Xi’s consolidation of dictatorial powers makes a mockery of the once-popular idea that the opening up of China’s economy would lead to unstoppable pressure for free speech and other civil liberties. To the contrary, Xi’s government has only stepped up censorship of the Internet and repression of political dissidents as the 30th anniversary of the Tiananmen slaughter approaches. And like every dictatorship before them, the ruthless totalitarianism of the regime in Beijing has brought increased militarism and heightened tensions with its Asian neighbors, many of whom are linked through mutual defense treaties with the United States. The nationalistic lessons absorbed by Xi’s generation could have dire consequences for a planet that has successfully avoided World War III for the last 73 years. .

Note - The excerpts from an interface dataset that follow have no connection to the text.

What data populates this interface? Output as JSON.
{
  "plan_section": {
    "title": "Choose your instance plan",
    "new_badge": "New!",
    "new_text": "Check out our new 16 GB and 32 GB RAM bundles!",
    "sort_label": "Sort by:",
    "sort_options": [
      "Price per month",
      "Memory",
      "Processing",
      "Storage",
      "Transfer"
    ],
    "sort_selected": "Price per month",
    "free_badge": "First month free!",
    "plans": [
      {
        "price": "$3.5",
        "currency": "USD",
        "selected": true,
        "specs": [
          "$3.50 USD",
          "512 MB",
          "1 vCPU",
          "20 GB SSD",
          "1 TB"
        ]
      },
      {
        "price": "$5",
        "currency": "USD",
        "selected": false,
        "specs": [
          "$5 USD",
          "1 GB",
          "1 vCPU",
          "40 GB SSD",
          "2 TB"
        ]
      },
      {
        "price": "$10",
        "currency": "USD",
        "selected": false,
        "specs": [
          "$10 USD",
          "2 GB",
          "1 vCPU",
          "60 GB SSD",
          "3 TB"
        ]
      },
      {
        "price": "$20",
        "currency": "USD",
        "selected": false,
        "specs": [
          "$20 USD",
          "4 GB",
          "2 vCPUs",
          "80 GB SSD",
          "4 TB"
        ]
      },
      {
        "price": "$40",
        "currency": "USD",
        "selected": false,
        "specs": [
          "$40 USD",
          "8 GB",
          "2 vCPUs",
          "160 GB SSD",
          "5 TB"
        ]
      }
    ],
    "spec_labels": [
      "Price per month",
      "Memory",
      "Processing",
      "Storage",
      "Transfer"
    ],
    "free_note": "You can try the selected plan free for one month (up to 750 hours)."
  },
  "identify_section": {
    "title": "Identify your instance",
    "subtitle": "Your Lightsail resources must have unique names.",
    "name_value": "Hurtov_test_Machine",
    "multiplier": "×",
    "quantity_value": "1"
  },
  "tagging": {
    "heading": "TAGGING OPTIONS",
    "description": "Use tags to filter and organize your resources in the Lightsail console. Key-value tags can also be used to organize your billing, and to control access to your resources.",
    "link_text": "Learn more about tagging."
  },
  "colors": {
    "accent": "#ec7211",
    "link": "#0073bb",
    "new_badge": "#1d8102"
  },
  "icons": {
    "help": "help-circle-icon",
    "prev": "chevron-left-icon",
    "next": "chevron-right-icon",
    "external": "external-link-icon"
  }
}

You know who applauded the Chinese crackdown at Tiananmen? Donald Trump, who in 1990 told Playboy (!) that “[w]hen the students poured into Tiananmen Square, the Chinese government almost blew it, then they were vicious, they were horrible, but they put it down with strength. That shows you the power of strength.” Although he felt pressure to backpedal a bit from that as a 2016 candidate, Trump’s beliefs in power and strength — and his contempt for basic concepts of human rights — have been a hallmark of his presidency. In his past life as a real estate developer, after all, he not only embraced an autocratic style of C-suite management but had some of his bigger business successes dealing with the despots in Turkey or the Philippines whom he now praises as POTUS.
It’s not just that Trump and his State Department have explicitly dropped human rights as a U.S. foreign policy objective — although that’s also important. What’s worse is that Trump has been something of an inspiration to the world’s dictators and growing list of wannabes, who’ve learned to echo his cries of “fake news” or to brand a free press as “enemies of the … people,” or admire his increasing disrespect for an independent judicial system. The American president and our current moral vacuum have created a hothouse environment for the world’s budding dictators to flourish.
It’s no accident that China’s Xi made his dictator move now, with the knowledge that neither Trump nor his increasingly distanced democratic allies will do or even say anything to stop him. “Thirty years ago, with what Xi did, with what Erdogan has done, there would have been an outpouring of international concern: ‘You’re getting off the path,’ and so on,” former U.S. ambassador to Moscow Michael McFaul told the Times. “Nobody is making that argument today, certainly not Trump.”
That’s fueling a vicious cycle that may spin out of control before we can get a handle on it. The downward spiral of dictator envy now has Trump and the Pentagon planning a military parade for this coming Veterans Day, the kind of chest-thumping procession that once seemed a much better fit for the boulevards of Pyongyang than for Pennsylvania Avenue. That worries me, but not as much as the fear of what happens when Beijing, Pyongyang, Moscow or Washington start parading their shiny armies toward each other.